However, comparing visual ease, LastPass organizes your password vault in a nested folder system, while the similar 1Password system also allows you to add tags to your logins. Can’t remember the name of the movie site you were using last week? Just search for “entertainment” on the 1Password tags to see the list of streaming sites you’ve logged into.
Security: both are secure, but 1Password is more transparent
LastPass outperforms 1Password in an important security advantage: password generation. While they both have random password generators, LastPass’ spits out stronger passwords faster than 1Password with a one-click process. You can’t customize the password generation parameters like you can in 1Passwords, but that’s arguably stronger as it reduces the human error factor by default. Even with less parameter customization, LastPass generator settings can still be more easily adjusted for sites that are picky about password selection.

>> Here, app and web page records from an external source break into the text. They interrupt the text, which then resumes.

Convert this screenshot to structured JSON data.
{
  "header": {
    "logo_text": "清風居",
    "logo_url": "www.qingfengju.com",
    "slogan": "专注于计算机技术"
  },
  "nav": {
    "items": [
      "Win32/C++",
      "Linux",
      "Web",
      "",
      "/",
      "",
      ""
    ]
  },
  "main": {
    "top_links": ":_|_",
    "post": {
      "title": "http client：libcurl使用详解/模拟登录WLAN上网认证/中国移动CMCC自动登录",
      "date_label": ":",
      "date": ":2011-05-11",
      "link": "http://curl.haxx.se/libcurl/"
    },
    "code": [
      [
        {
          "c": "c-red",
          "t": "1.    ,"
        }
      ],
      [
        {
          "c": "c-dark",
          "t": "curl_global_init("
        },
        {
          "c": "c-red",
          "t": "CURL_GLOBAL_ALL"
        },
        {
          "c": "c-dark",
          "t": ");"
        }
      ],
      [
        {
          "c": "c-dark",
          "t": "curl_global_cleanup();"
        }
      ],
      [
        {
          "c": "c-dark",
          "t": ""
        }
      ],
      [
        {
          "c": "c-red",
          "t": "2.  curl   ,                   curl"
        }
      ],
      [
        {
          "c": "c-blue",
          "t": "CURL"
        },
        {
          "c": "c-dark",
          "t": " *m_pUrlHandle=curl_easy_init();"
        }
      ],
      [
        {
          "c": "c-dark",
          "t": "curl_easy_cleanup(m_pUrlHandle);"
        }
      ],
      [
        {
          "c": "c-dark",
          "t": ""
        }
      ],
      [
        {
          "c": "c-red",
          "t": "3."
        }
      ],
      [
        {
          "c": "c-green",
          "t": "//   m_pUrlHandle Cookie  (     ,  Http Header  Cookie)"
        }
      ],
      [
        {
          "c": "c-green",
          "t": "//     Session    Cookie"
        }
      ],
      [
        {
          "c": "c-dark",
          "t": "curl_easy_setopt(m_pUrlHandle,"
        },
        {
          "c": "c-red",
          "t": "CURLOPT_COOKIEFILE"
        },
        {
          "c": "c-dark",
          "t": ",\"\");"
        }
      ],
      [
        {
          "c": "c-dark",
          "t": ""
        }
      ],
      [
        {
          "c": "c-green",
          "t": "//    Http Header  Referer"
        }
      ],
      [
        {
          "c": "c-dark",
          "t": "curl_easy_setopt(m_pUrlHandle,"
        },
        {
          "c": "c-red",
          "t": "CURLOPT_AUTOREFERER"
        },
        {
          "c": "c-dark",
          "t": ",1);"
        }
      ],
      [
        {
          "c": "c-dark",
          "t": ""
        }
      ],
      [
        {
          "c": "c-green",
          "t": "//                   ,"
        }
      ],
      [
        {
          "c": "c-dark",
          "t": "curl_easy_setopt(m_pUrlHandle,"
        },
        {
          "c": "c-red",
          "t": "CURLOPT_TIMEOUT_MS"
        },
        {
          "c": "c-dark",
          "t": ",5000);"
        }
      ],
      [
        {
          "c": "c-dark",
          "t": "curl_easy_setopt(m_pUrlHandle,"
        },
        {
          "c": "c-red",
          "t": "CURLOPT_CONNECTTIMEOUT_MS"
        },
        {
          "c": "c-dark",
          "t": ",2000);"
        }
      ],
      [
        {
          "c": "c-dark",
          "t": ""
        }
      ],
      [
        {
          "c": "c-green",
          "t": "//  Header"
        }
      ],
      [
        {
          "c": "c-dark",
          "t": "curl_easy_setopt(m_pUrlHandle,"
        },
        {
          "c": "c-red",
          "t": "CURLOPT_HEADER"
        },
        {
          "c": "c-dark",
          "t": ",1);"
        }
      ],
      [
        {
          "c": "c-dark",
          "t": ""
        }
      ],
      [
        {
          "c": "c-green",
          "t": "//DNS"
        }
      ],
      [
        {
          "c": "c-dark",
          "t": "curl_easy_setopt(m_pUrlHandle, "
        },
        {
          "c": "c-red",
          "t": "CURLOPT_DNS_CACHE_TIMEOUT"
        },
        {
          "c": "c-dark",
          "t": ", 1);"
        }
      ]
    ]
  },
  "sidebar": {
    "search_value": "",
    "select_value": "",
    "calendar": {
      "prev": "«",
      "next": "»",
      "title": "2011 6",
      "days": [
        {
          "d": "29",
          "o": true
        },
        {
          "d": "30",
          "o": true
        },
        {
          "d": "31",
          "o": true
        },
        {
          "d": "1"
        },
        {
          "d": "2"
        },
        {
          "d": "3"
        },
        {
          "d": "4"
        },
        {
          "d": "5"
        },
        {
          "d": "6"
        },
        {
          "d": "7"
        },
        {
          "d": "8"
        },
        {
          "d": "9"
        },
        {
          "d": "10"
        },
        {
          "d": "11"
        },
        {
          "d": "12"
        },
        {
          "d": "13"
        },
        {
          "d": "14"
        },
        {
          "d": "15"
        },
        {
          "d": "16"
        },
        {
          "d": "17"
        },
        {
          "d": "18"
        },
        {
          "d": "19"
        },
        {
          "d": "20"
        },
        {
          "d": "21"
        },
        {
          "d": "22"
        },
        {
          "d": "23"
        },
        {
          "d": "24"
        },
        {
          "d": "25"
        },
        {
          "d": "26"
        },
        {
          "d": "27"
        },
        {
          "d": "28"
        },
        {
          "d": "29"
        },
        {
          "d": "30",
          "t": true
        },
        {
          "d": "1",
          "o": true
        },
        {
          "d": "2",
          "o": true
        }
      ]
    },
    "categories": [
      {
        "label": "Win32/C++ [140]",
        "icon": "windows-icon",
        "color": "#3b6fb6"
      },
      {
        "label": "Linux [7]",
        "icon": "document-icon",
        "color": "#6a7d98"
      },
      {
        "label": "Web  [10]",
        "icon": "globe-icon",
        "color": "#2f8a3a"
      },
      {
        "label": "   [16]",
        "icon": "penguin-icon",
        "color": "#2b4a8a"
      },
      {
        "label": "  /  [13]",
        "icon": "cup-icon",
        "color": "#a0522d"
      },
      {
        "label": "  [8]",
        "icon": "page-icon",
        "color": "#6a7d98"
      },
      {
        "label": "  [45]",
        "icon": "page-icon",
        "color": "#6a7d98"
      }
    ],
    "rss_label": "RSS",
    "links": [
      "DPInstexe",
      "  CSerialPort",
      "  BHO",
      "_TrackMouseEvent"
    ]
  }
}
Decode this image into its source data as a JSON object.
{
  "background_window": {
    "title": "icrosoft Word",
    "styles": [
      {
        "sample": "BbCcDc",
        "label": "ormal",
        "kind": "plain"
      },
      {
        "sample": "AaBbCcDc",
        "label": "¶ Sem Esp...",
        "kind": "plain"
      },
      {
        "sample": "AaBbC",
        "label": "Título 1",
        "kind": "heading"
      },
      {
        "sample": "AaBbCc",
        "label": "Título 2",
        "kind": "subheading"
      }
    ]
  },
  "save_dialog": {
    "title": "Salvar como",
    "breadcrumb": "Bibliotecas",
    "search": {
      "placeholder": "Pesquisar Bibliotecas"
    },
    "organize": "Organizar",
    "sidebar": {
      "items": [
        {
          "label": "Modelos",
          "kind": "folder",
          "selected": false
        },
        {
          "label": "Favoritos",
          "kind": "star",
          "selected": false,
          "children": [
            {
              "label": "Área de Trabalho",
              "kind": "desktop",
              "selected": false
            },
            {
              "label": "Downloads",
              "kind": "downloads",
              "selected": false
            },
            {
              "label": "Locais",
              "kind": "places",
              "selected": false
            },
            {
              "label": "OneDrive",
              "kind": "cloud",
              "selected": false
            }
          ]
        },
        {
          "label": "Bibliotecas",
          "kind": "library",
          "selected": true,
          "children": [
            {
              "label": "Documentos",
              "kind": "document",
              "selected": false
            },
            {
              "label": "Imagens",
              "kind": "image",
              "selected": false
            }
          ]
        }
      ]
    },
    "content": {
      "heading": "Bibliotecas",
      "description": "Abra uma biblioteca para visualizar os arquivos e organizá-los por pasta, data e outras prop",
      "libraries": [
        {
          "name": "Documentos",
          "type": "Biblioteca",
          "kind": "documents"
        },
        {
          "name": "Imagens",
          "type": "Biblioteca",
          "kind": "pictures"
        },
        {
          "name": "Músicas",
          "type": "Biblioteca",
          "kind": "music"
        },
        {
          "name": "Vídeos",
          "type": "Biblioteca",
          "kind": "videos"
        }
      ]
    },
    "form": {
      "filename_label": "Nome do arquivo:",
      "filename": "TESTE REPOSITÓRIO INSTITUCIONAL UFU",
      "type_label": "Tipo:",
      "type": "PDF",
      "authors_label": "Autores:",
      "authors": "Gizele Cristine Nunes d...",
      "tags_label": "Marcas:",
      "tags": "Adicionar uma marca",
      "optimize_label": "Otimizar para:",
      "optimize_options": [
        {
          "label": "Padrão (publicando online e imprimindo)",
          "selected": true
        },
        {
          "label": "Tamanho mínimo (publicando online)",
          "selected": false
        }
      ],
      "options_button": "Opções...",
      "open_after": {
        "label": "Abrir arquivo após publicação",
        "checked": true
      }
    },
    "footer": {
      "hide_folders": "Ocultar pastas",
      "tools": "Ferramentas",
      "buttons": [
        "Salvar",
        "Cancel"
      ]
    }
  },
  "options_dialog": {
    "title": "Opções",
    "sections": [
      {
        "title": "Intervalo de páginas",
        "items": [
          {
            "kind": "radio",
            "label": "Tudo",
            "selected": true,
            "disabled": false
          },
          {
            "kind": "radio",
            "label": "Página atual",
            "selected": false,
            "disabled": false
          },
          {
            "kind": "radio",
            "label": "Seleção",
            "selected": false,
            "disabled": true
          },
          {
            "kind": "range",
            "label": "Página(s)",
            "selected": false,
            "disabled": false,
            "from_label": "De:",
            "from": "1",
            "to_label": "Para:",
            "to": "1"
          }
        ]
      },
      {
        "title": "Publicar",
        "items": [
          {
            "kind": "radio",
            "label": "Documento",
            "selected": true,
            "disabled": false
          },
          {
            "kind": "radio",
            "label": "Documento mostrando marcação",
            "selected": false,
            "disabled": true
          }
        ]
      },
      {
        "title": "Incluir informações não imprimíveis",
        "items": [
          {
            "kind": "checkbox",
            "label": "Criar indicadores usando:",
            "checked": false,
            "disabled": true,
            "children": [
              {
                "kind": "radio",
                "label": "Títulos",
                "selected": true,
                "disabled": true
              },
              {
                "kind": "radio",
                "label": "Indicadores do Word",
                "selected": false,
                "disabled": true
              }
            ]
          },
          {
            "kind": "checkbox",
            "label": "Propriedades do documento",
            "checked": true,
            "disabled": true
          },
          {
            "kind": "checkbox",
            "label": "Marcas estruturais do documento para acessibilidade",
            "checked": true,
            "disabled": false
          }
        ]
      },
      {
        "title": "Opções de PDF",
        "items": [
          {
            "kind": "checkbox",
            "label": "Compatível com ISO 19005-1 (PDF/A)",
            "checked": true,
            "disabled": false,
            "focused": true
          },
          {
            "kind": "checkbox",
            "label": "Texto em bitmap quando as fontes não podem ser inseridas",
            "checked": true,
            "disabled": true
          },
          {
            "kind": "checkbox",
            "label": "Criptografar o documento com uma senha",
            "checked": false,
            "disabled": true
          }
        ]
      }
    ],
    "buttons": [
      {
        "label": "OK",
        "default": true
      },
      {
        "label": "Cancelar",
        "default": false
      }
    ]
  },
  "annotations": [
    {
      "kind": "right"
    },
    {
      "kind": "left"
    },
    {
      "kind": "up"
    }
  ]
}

You can also enable LastPass to automatically update your passwords.
However, in general, 1Password has the advantage.
Both LastPass and 1Password encrypt your logins locally to normal AES-256 standards, which means your passwords are encrypted before they are sent over the internet, rather than relying on a cloud-based service to further encrypt them. afternoon. And LastPass offers more convenient, so you would think you would have an advantage there, but that’s not necessarily the case.
1Password also offers two-factor authentication, but its onboarding process gives it a superior security advantage over LastPass.
For LastPass, you only need one master password to create your vault and access it on all platforms. With 1Password, you use a master password to access your vault on all platforms, but during setup you will need that master password plus a security key. 1Password also increases privacy by offering a convenient QR code configuration option so you don’t risk exposing that key through handwriting. On Mac, you can use Touch ID to unlock 1Password, and on iOS devices you can also use Face ID.
1Password’s Watchtower feature adds another inch to its narrow competitive advantage. Watchtower regularly scans the dark web for any appearance of your unique credentials, and alerts you if it finds your information out of your pocket. LastPass offers a similar feature called Dark Web Monitoring. While we’re excited to get a closer comparison of the two features in the future, the difference for now seems to be that Watchtower allows you to select which sections of its vault you want to check. This ability to create bulkheads within the account could give you more control over the flow of data between your manager and your credentials.
While some may point out thatmakes it a less safe bet, I’d say it’s a shortsighted argument: there is always a strong correlation between the popularity of any security tool and the length of its bug history sheet. There are three most important factors to weigh: the damage incurred by the infringement, the company’s error prevention and elimination process, and the company’s transparency.
While LastPass has competently addressed these factors in its own way, LastPass returned to the limelight in February asattached to the LastPass Android app.
1Password wins for me on this, for now, because it seems to have gone further than LastPass in the depth and content of its third-party audits, and because the same organization was found to have no web crawlers.
None of the managers proudly enjoy the distinction of being open source, like BitWarden, which is quick to take over from– but 1Password seems to strive for maximum transparency. And that’s a move worthy of the crown.
We hope to see who ends up with that crown in our next reviews, but for now, the competition between 1Password and LastPass is too close to end, and that should concern LastPass regardless of the outcome.